The Movement Cafe
Tuesday 07 May 2013

 

Award banner

Café, theatre, local landmark, meeting place and poem — the Movement Café in Greenwich is all of this and more. The café turned a hole in the ground left by demolition into a fabulous community space run by the not-for-profit Greenwich Co-operative Development Agency which has hosted poetry readings, acoustic performances and a pop-up cinema. The Movement Café is a new temporary café and performance space next to the DLR station in Greenwich, South East London, designed by Morag Myerscough. It sits in a corner of the site of the former Greenwich Industrial Estate that is currently being regenerated by developers, Cathedral Group. Briefed by clients Cathedral Group to create an eye catching temporary social space that could introduce Greenwich people to its future development on the site beyond, the project was built from scratch in just sixteen days to coincide with the opening of The Olympics.

The Movement Café is an explosion of colour and type and sits at the centre of an amphitheatre-like space created from the natural level of the site, post-demolition, being 2m below street level. It’s the result of a public art collaboration between Myerscough and poet and prolific tweeter Lemn Sissay. Myerscough chose this tweet: Lemn Sissay, June 27th 2012 THIS IS THE HOUSE. THIS IS THE PATH. THIS IS THE GATE. THIS IS THE OPENING. THIS IS THE MORNING. The café was designed and built in 16 days. As there was such a short build time, the solution was to use existing shipping containers to provide a base structure, which was instantly watertight and secure. Then the work started cutting holes into the containers, attaching hand painted geometric exterior plywood cladding.

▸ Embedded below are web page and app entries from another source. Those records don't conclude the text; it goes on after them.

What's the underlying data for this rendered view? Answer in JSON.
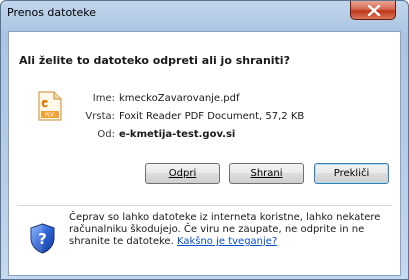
{
  "window": {
    "title": "Prenos datoteke"
  },
  "dialog": {
    "question": "Ali želite to datoteko odpreti ali jo shraniti?",
    "file": {
      "name_label": "Ime:",
      "name_value": "kmeckoZavarovanje.pdf",
      "type_label": "Vrsta:",
      "type_value": "Foxit Reader PDF Document, 57,2 KB",
      "from_label": "Od:",
      "from_value": "e-kmetija-test.gov.si",
      "icon": "pdf-file-icon"
    },
    "buttons": {
      "open": "Odpri",
      "save": "Shrani",
      "cancel": "Prekliči"
    },
    "warning": {
      "text": "Čeprav so lahko datoteke iz interneta koristne, lahko nekatere računalniku škodujejo. Če viru ne zaupate, ne odprite in ne shranite te datoteke. ",
      "link": "Kakšno je tveganje?",
      "icon": "shield-question-icon"
    }
  }
}
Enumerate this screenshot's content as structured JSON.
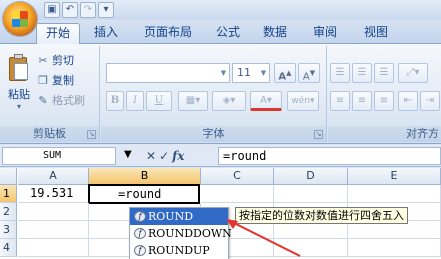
{
  "qat": {
    "save_icon": "save-icon",
    "undo_icon": "undo-icon",
    "redo_icon": "redo-icon"
  },
  "tabs": [
    {
      "label": "开始",
      "active": true
    },
    {
      "label": "插入"
    },
    {
      "label": "页面布局"
    },
    {
      "label": "公式"
    },
    {
      "label": "数据"
    },
    {
      "label": "审阅"
    },
    {
      "label": "视图"
    }
  ],
  "clipboard": {
    "paste_label": "粘贴",
    "cut_label": "剪切",
    "copy_label": "复制",
    "format_painter_label": "格式刷",
    "group_label": "剪贴板"
  },
  "font": {
    "font_name": "",
    "font_size": "11",
    "grow_label": "A",
    "shrink_label": "A",
    "bold": "B",
    "italic": "I",
    "underline": "U",
    "font_color_label": "A",
    "phonetic_label": "wén",
    "group_label": "字体"
  },
  "alignment": {
    "group_label": "对齐方"
  },
  "formula_bar": {
    "name_box": "SUM",
    "cancel_icon": "✕",
    "enter_icon": "✓",
    "fx_label": "fx",
    "formula": "=round"
  },
  "grid": {
    "columns": [
      "A",
      "B",
      "C",
      "D",
      "E"
    ],
    "rows": [
      "1",
      "2",
      "3",
      "4"
    ],
    "cells": {
      "A1": "19.531",
      "B1": "=round"
    },
    "selected_cell": "B1"
  },
  "autocomplete": {
    "items": [
      "ROUND",
      "ROUNDDOWN",
      "ROUNDUP"
    ],
    "selected_index": 0,
    "tooltip": "按指定的位数对数值进行四舍五入"
  },
  "colors": {
    "accent": "#3169c6",
    "annotation_arrow": "#e5322d",
    "ribbon": "#dbe5f1"
  }
}
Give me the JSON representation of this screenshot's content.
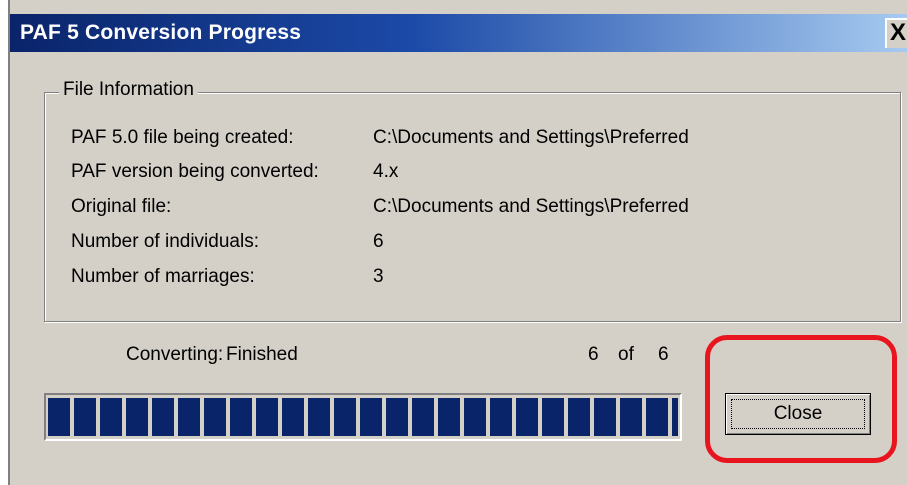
{
  "window": {
    "title": "PAF 5 Conversion Progress",
    "close_glyph": "X"
  },
  "file_info": {
    "legend": "File Information",
    "rows": [
      {
        "label": "PAF 5.0 file being created:",
        "value": "C:\\Documents and Settings\\Preferred"
      },
      {
        "label": "PAF version being converted:",
        "value": "4.x"
      },
      {
        "label": "Original file:",
        "value": "C:\\Documents and Settings\\Preferred"
      },
      {
        "label": "Number of individuals:",
        "value": "6"
      },
      {
        "label": "Number of marriages:",
        "value": "3"
      }
    ]
  },
  "status": {
    "label": "Converting:",
    "value": "Finished",
    "current": "6",
    "of": "of",
    "total": "6"
  },
  "progress": {
    "percent": 100,
    "fill_color": "#0a246a"
  },
  "close_button": {
    "label": "Close"
  },
  "highlight_color": "#e8141e"
}
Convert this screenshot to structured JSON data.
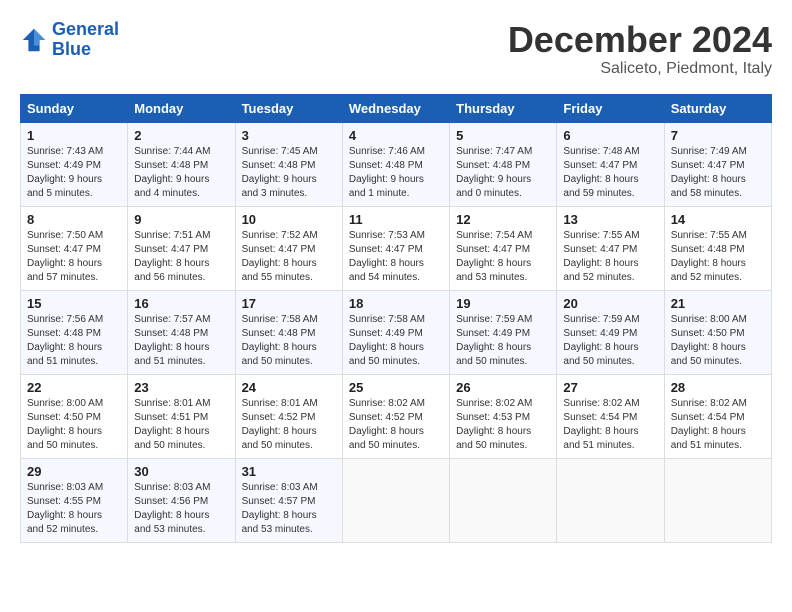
{
  "logo": {
    "line1": "General",
    "line2": "Blue"
  },
  "title": "December 2024",
  "subtitle": "Saliceto, Piedmont, Italy",
  "weekdays": [
    "Sunday",
    "Monday",
    "Tuesday",
    "Wednesday",
    "Thursday",
    "Friday",
    "Saturday"
  ],
  "weeks": [
    [
      {
        "day": "1",
        "info": "Sunrise: 7:43 AM\nSunset: 4:49 PM\nDaylight: 9 hours\nand 5 minutes."
      },
      {
        "day": "2",
        "info": "Sunrise: 7:44 AM\nSunset: 4:48 PM\nDaylight: 9 hours\nand 4 minutes."
      },
      {
        "day": "3",
        "info": "Sunrise: 7:45 AM\nSunset: 4:48 PM\nDaylight: 9 hours\nand 3 minutes."
      },
      {
        "day": "4",
        "info": "Sunrise: 7:46 AM\nSunset: 4:48 PM\nDaylight: 9 hours\nand 1 minute."
      },
      {
        "day": "5",
        "info": "Sunrise: 7:47 AM\nSunset: 4:48 PM\nDaylight: 9 hours\nand 0 minutes."
      },
      {
        "day": "6",
        "info": "Sunrise: 7:48 AM\nSunset: 4:47 PM\nDaylight: 8 hours\nand 59 minutes."
      },
      {
        "day": "7",
        "info": "Sunrise: 7:49 AM\nSunset: 4:47 PM\nDaylight: 8 hours\nand 58 minutes."
      }
    ],
    [
      {
        "day": "8",
        "info": "Sunrise: 7:50 AM\nSunset: 4:47 PM\nDaylight: 8 hours\nand 57 minutes."
      },
      {
        "day": "9",
        "info": "Sunrise: 7:51 AM\nSunset: 4:47 PM\nDaylight: 8 hours\nand 56 minutes."
      },
      {
        "day": "10",
        "info": "Sunrise: 7:52 AM\nSunset: 4:47 PM\nDaylight: 8 hours\nand 55 minutes."
      },
      {
        "day": "11",
        "info": "Sunrise: 7:53 AM\nSunset: 4:47 PM\nDaylight: 8 hours\nand 54 minutes."
      },
      {
        "day": "12",
        "info": "Sunrise: 7:54 AM\nSunset: 4:47 PM\nDaylight: 8 hours\nand 53 minutes."
      },
      {
        "day": "13",
        "info": "Sunrise: 7:55 AM\nSunset: 4:47 PM\nDaylight: 8 hours\nand 52 minutes."
      },
      {
        "day": "14",
        "info": "Sunrise: 7:55 AM\nSunset: 4:48 PM\nDaylight: 8 hours\nand 52 minutes."
      }
    ],
    [
      {
        "day": "15",
        "info": "Sunrise: 7:56 AM\nSunset: 4:48 PM\nDaylight: 8 hours\nand 51 minutes."
      },
      {
        "day": "16",
        "info": "Sunrise: 7:57 AM\nSunset: 4:48 PM\nDaylight: 8 hours\nand 51 minutes."
      },
      {
        "day": "17",
        "info": "Sunrise: 7:58 AM\nSunset: 4:48 PM\nDaylight: 8 hours\nand 50 minutes."
      },
      {
        "day": "18",
        "info": "Sunrise: 7:58 AM\nSunset: 4:49 PM\nDaylight: 8 hours\nand 50 minutes."
      },
      {
        "day": "19",
        "info": "Sunrise: 7:59 AM\nSunset: 4:49 PM\nDaylight: 8 hours\nand 50 minutes."
      },
      {
        "day": "20",
        "info": "Sunrise: 7:59 AM\nSunset: 4:49 PM\nDaylight: 8 hours\nand 50 minutes."
      },
      {
        "day": "21",
        "info": "Sunrise: 8:00 AM\nSunset: 4:50 PM\nDaylight: 8 hours\nand 50 minutes."
      }
    ],
    [
      {
        "day": "22",
        "info": "Sunrise: 8:00 AM\nSunset: 4:50 PM\nDaylight: 8 hours\nand 50 minutes."
      },
      {
        "day": "23",
        "info": "Sunrise: 8:01 AM\nSunset: 4:51 PM\nDaylight: 8 hours\nand 50 minutes."
      },
      {
        "day": "24",
        "info": "Sunrise: 8:01 AM\nSunset: 4:52 PM\nDaylight: 8 hours\nand 50 minutes."
      },
      {
        "day": "25",
        "info": "Sunrise: 8:02 AM\nSunset: 4:52 PM\nDaylight: 8 hours\nand 50 minutes."
      },
      {
        "day": "26",
        "info": "Sunrise: 8:02 AM\nSunset: 4:53 PM\nDaylight: 8 hours\nand 50 minutes."
      },
      {
        "day": "27",
        "info": "Sunrise: 8:02 AM\nSunset: 4:54 PM\nDaylight: 8 hours\nand 51 minutes."
      },
      {
        "day": "28",
        "info": "Sunrise: 8:02 AM\nSunset: 4:54 PM\nDaylight: 8 hours\nand 51 minutes."
      }
    ],
    [
      {
        "day": "29",
        "info": "Sunrise: 8:03 AM\nSunset: 4:55 PM\nDaylight: 8 hours\nand 52 minutes."
      },
      {
        "day": "30",
        "info": "Sunrise: 8:03 AM\nSunset: 4:56 PM\nDaylight: 8 hours\nand 53 minutes."
      },
      {
        "day": "31",
        "info": "Sunrise: 8:03 AM\nSunset: 4:57 PM\nDaylight: 8 hours\nand 53 minutes."
      },
      {
        "day": "",
        "info": ""
      },
      {
        "day": "",
        "info": ""
      },
      {
        "day": "",
        "info": ""
      },
      {
        "day": "",
        "info": ""
      }
    ]
  ]
}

The structure is crowned with a tower of scaffolding to hold the words from the tweet with an illuminated ‘M’ and a wind sock. A bicycle to sell locally made ice cream was customised by Luke Morgan. The words from the tweet were painted by hand on large wooden panels, positioned over the core structure of the building which is covered in an original hand-painted Myerscough multi-coloured geometric pattern. Sissay’s tweets were written daily on a blackboard in the cafe. All furniture is designed and made by Morag Myerscough and Luke Morgan from reclaimed laboratory tops. Cushions are hand sewn from kite fabric. The outdoor amphitheatre seating area built from scaffolding and scaffolding boards accessible by a ramp and surrounded by planting provides a lovely, contemplative, sheltered place of respite for commuters and visitors to Greenwich and several times a week plays host to storytelling, poetry reading and acoustic performances. When the cafe is deconstructed this May 2013 Myerscough are finding new homes for the materials used. One use will be cladding a primary school out building.

Studio Myerscough

www.studiomyerscough.co.uk